Left: Naturally colored cotton yarns washed in plain tap water. Right: Naturally colored cotton after one wash in baking soda bath. Photos by Deb Essen

And what yarn it is—sturdy, yet super soft and silky to the touch. I love winding warps of this yarn and use it in several of my kit designs. And perhaps the coolest thing about naturally colored cotton? The colors deepen when washed! Detergent changes the pH of water from neutral to slightly alkaline. That alkalinity interacts with the colored cotton and the natural colors slowly deepen each time the cotton is washed. To make the color deepening speed up, you can handwash your newly woven pieces in water with baking soda added to enhance the alkalinity. I add enough baking soda so the water feels slippery. You can literally watch the colors change in the water bath. It’s like magic!

One last tip about washing cotton: use soda ash, aka washing soda. Have you ever woven a beautiful set of towels that don’t absorb water and just smear the water around on your dishes? This is a result of the spinning and dye processes that inadvertently add chemicals that cause water resistance. Wash your towels in soda ash. Voila! The soda ash removes the residues and you have absorbent towels. Soda ash is not the same as baking soda but is baked baking soda and something best purchased rather than made. (Although historically soda ash, also known as sodium carbonate, was extracted from the ashes of sodium-rich plants, today it is produced synthetically.) Either buy soda ash through a dye supplier such as Dharma Trading Company or buy washing soda at the store.

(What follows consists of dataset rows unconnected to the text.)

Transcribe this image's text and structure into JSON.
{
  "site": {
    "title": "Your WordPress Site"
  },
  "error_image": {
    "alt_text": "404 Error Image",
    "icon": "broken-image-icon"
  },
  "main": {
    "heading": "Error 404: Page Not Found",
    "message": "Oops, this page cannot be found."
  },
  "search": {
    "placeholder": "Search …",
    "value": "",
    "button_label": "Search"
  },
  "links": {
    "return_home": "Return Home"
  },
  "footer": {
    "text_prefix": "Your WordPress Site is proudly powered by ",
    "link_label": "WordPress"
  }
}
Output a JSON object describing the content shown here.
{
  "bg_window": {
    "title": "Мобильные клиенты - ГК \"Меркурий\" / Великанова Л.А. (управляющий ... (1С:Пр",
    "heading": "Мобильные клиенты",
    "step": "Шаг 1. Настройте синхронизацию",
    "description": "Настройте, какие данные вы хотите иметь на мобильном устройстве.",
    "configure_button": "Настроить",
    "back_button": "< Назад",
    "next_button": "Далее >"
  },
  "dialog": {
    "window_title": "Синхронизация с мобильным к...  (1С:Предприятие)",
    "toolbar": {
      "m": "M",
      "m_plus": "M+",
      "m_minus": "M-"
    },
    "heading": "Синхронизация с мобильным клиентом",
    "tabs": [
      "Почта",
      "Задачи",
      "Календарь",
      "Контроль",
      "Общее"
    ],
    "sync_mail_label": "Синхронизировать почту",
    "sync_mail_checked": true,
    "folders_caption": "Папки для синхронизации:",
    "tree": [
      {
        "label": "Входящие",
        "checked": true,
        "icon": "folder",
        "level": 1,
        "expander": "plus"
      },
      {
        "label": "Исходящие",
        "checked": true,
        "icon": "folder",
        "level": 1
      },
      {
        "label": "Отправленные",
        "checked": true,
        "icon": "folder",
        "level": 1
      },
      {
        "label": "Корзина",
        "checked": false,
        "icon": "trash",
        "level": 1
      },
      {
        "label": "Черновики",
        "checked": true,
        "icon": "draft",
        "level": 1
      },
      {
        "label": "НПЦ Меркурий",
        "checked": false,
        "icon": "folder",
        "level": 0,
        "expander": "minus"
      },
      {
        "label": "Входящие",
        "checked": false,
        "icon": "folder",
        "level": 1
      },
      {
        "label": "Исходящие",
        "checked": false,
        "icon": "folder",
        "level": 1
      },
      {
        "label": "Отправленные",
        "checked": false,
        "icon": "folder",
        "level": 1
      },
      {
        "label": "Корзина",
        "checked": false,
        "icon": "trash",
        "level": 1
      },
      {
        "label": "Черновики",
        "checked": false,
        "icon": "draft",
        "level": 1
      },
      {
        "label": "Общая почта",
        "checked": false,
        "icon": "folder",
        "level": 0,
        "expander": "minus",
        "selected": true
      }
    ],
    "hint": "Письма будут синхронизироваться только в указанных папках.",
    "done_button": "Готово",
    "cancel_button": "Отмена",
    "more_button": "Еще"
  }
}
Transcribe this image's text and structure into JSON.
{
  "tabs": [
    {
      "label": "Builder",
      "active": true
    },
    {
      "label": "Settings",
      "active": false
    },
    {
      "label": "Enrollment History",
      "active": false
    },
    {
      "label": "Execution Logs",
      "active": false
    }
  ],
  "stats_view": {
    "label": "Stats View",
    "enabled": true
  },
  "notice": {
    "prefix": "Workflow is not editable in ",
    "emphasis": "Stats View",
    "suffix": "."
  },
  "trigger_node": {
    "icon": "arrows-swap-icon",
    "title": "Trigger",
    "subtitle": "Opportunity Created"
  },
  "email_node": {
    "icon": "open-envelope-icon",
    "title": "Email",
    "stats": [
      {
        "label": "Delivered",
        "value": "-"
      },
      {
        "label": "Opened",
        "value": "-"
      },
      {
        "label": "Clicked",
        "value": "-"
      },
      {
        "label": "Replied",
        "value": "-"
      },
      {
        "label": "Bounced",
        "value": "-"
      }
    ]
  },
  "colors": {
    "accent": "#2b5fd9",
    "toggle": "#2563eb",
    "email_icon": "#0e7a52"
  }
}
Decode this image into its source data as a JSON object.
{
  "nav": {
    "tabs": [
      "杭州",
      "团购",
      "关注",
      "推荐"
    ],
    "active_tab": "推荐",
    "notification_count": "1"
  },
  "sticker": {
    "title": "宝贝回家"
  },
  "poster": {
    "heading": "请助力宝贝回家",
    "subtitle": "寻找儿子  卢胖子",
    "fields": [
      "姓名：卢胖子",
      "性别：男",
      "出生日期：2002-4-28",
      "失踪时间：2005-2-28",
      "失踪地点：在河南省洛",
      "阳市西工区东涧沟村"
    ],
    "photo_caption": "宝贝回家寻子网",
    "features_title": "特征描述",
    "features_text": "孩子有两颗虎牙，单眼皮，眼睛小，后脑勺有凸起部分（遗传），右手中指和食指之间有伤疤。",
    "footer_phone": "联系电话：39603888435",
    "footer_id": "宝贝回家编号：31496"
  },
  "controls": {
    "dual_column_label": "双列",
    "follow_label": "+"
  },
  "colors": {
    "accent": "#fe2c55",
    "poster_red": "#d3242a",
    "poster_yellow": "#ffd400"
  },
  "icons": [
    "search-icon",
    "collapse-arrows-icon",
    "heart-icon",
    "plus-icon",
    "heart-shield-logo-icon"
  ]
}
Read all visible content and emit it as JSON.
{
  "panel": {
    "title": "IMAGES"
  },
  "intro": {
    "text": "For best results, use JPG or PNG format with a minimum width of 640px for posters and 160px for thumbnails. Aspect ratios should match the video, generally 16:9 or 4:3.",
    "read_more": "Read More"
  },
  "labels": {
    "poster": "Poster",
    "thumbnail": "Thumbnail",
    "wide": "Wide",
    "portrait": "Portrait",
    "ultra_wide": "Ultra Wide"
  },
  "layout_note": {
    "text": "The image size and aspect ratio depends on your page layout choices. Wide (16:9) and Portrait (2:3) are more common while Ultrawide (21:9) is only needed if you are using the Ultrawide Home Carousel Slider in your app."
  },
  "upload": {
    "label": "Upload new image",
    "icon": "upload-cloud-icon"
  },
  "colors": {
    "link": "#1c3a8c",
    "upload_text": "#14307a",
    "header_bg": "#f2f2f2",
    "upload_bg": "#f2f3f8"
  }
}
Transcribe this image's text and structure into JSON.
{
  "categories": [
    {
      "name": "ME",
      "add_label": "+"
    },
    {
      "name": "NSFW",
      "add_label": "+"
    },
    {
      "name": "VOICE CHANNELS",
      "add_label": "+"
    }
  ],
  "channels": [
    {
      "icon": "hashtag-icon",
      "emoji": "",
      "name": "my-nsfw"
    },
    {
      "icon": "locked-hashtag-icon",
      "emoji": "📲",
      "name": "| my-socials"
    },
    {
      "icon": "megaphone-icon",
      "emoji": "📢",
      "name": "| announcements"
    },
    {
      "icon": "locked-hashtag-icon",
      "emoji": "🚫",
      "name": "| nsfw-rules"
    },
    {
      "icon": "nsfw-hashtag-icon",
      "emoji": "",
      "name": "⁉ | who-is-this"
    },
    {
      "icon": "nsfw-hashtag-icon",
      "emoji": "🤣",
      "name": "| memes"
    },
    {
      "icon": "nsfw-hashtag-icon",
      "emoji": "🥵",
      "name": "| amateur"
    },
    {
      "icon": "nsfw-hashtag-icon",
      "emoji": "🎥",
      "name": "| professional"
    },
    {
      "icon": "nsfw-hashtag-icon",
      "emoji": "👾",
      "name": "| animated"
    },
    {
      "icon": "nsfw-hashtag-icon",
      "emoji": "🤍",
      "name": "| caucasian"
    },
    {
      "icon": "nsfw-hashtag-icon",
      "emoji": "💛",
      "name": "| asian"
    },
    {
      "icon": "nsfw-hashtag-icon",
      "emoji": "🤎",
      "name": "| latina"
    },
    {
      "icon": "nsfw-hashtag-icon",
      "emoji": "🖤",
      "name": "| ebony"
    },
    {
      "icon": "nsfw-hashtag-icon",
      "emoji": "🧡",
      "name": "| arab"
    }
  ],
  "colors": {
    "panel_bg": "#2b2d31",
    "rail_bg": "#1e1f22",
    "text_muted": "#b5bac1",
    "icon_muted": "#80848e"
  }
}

While weaving with naturally colored cotton doesn’t resolve all of my color lust, it is fun and environmentally friendly, and creates beautiful textiles. Take it for a spin (pun totally intended) yourself!

—Deb Essen


Refer to these websites for further information about the organizations and products mentioned in this article.

Published 12/19/2017 Revised 03/17/2023